In honor of hitting 10K miles on the Prius (which is nothing to crow about; I swore to reduce my driving to 6K a year when I bought the car), I would like to say a few things about my car. First, Prius, I love you. You are ugly, with a butt that looks like it was lopped off in an unfortunate factory accident, and a hunched over Quasimodo stance, and you’re blue when I wanted black, but I love you terribly. I love your 40 miles a gallon (I don’t where they got that 60 number), I love the way you cheerfully beep and unlock the door when I walk up to you, and I love your sunglasses holder, big enough to fit my big funky tacky frames. I love the way you came with several very annoying habits, and all I had to do to change them was to look up the magic spells on the Interweb and perform them with accuracy and conviction. If this mechanism could possibly be extended to the other important people in my life…
Second, you are different, and not everyone understands you and accepts you. You are quiet, and that is different from most cars. Seems the people who created you didn’t think through the implications of this to blind people, who have an actual logistical problem with quiet cars.* But the non-blind people who feel it necessary to say “wow, it’s so quiet, I can’t get over it” for the fifth time…well, they are starting to bug me.
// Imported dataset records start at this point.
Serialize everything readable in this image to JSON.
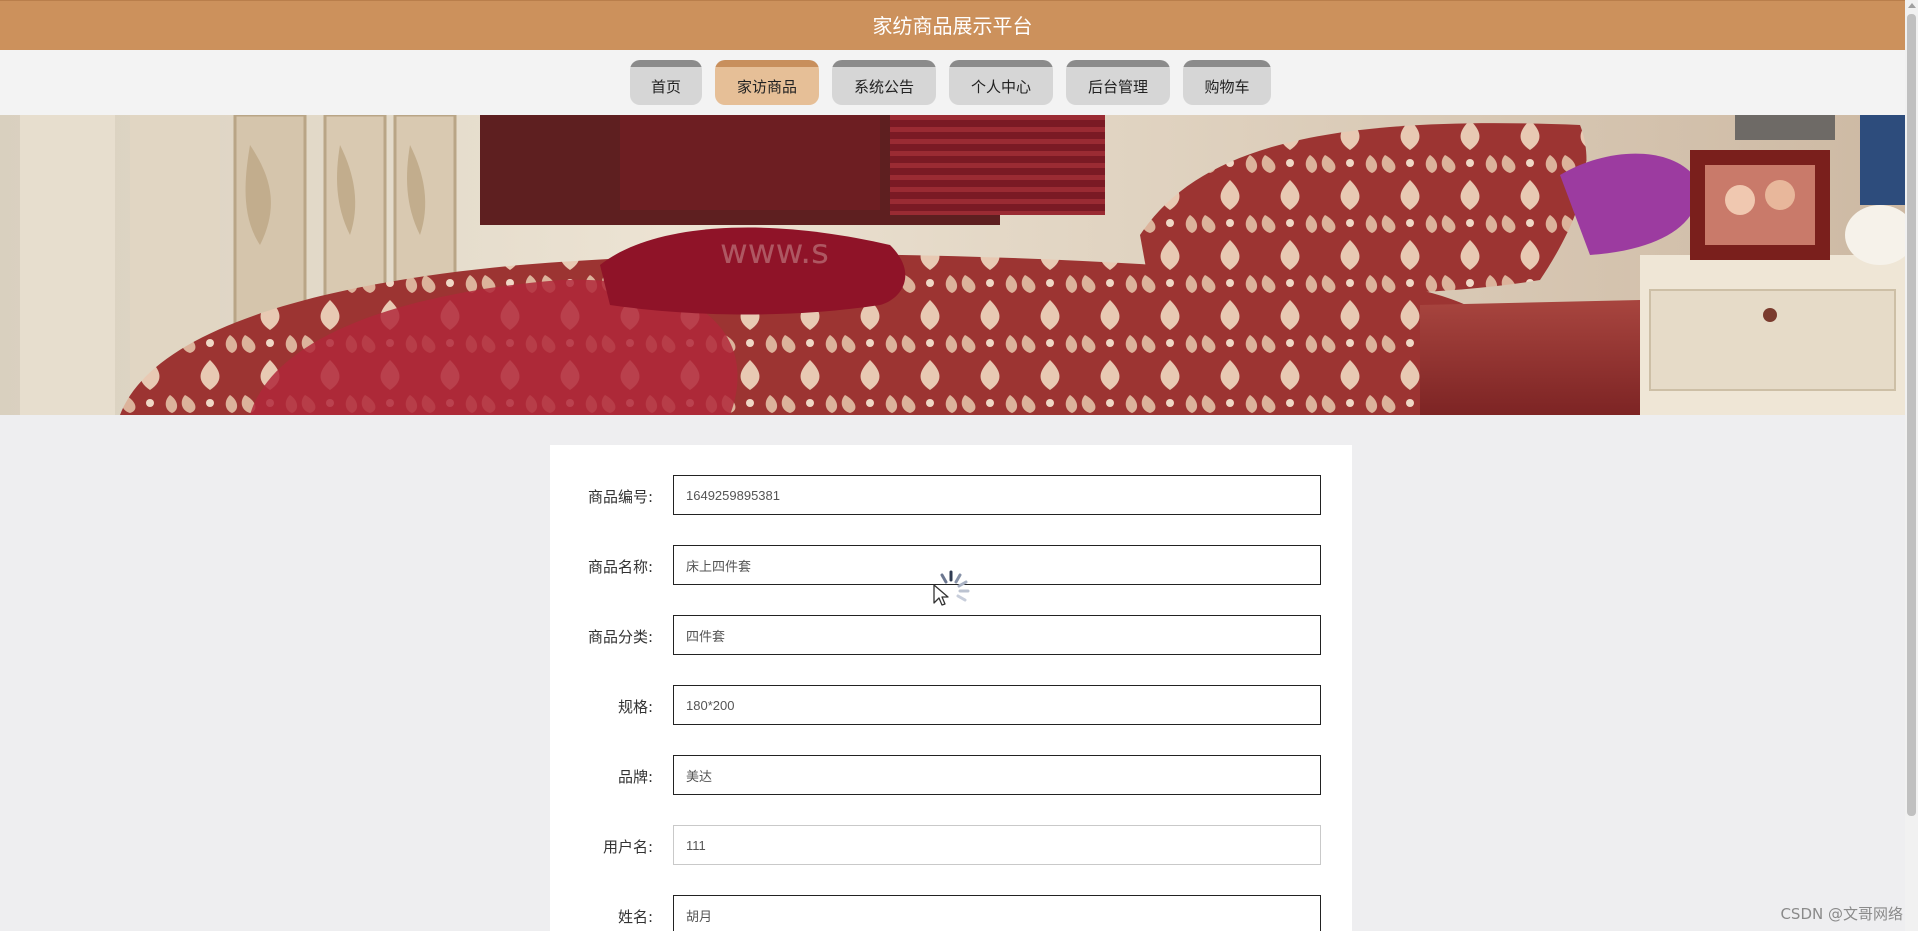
{
  "header": {
    "title": "家纺商品展示平台"
  },
  "nav": {
    "items": [
      {
        "label": "首页",
        "active": false
      },
      {
        "label": "家访商品",
        "active": true
      },
      {
        "label": "系统公告",
        "active": false
      },
      {
        "label": "个人中心",
        "active": false
      },
      {
        "label": "后台管理",
        "active": false
      },
      {
        "label": "购物车",
        "active": false
      }
    ]
  },
  "form": {
    "fields": [
      {
        "label": "商品编号:",
        "value": "1649259895381"
      },
      {
        "label": "商品名称:",
        "value": "床上四件套"
      },
      {
        "label": "商品分类:",
        "value": "四件套"
      },
      {
        "label": "规格:",
        "value": "180*200"
      },
      {
        "label": "品牌:",
        "value": "美达"
      },
      {
        "label": "用户名:",
        "value": "111"
      },
      {
        "label": "姓名:",
        "value": "胡月"
      }
    ]
  },
  "watermark": "CSDN @文哥网络",
  "colors": {
    "header_bg": "#cc915c",
    "nav_active_bg": "#e6bf97",
    "nav_bg": "#d6d6d6"
  }
}
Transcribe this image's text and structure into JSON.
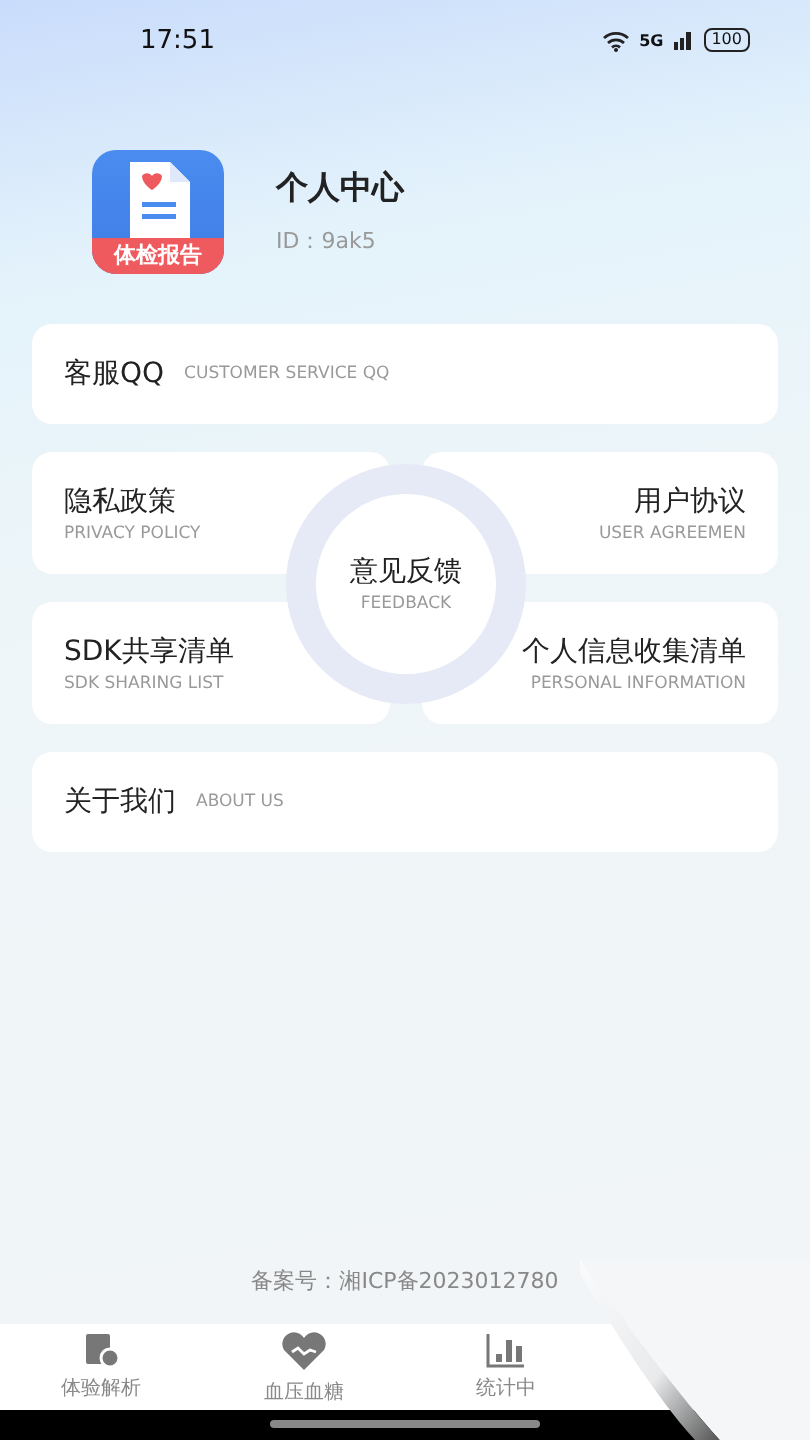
{
  "status_bar": {
    "time": "17:51",
    "network": "5G",
    "battery": "100"
  },
  "profile": {
    "app_icon_label": "体检报告",
    "title": "个人中心",
    "id": "ID：9ak5"
  },
  "menu": [
    {
      "title": "客服QQ",
      "subtitle": "CUSTOMER SERVICE QQ"
    },
    {
      "title": "隐私政策",
      "subtitle": "PRIVACY POLICY"
    },
    {
      "title": "用户协议",
      "subtitle": "USER AGREEMEN"
    },
    {
      "title": "SDK共享清单",
      "subtitle": "SDK SHARING LIST"
    },
    {
      "title": "个人信息收集清单",
      "subtitle": "PERSONAL INFORMATION"
    },
    {
      "title": "关于我们",
      "subtitle": "ABOUT US"
    }
  ],
  "feedback": {
    "title": "意见反馈",
    "subtitle": "FEEDBACK"
  },
  "icp": "备案号：湘ICP备2023012780",
  "tabs": [
    {
      "label": "体验解析",
      "selected": false
    },
    {
      "label": "血压血糖",
      "selected": false
    },
    {
      "label": "统计中",
      "selected": false
    }
  ]
}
Also, you have a back up camera in your very ugly butt. This is necessary because of the limited visibility out of your oddly designed rear. It has been a godsend in the chaotic parking lot of Clementine’s school, since the rear view mirror totally misses people under four feet tall. However, other people don’t know that you have a back up camera, and that I am looking THERE, on the console, and NOT in the rear view mirror, when I am backing up. The driver of the car behind me doesn’t know that even though I am not looking up, I can see what’s behind us quite clearly, and when I start to move backwards, he or she begins honking desperately, as if to save his or her life, which is quite disconcerting. As of yet there is no universally recognized hand signal for “it’s okay, I have a back up camera!” so typically I do something retarded like a thumbs up into the rearview mirror, which has occasionally been taken to mean “it’s okay, I WANT to back up into your car! Wouldn’t an accident be really fun right now?” and sent the other driver into absolute seizures of honking and hand waving. These are just the little wrinkles of personal interaction we as a society need to work out when new technology comes along, like when cell phone headsets came out, and the luddites thought the hipsters had started taking acid and talking to themselves in public, and were afraid.
Lastly, you are different, but you are also extremely popular. Clementine and I have progressed from shouting “Blue Pruis!” when we see one of your kin, to doing it only when we see two at one time, and now pretty much only when we see three in a row at a stoplight. I frequently have to pick you out from a half dozen other identical blue Priuses in a parking lot. This is why I put the large white gash on your passenger side door, and have still not removed the temporary registration papers the dealership taped to the inside front window. Yes, mean people have said things like “you should really fix that,” but I am here to tell you those things make you SPECIAL. Not that you weren’t already special to me.
You are popular because you are the car of the future. You were one of the first, and you are the best. Fuck the Tesla. Yes, I know, you are still a bit self-conscious about your poky acceleration on an uphill, and the Tesla can go from zero to 60 in 3.9 seconds, but you are smart and cheap, like your owner. The Telsa is Paris Hilton. You are Terry Gross: you are very good at what you do, and you are there for me every day.
* I’m not sure whether this is an unintentionally funny embarrassment or a piece of pure PR genius, but I found this in last month’s Harpers. These are the lyrics to to “The Hybrid Car Song” by Mary Ellen Gabias, originally published in March in Braille Monitor, the newsletter of the National Federation of the Blind. The song is sung to the tune of “The Surrey with the Fringe on Top.”
Kids and dogs won’t know when to scurry.
Silent death arrives in a hurry.
All who walk have reason to worry
‘Bout the hybrid car.
We all want to stop the polluting,
Save a lot of gas while commuting.
If they made sound there’d be no disputing
With the hybrid car.
Saving the planet we all hold dear,
Nobody wants to destroy it.
Please make cars pedestrians can hear
‘Cause we want to be ’round to enjoy it.
We don’t need a noisy vrum-vrumming,
Just a simple audible humming,
So that we can know when you’re coming
In a hybrid car.
Then we all can walk with safety on the street
Without fear that we will accidentally meet
A hybrid car.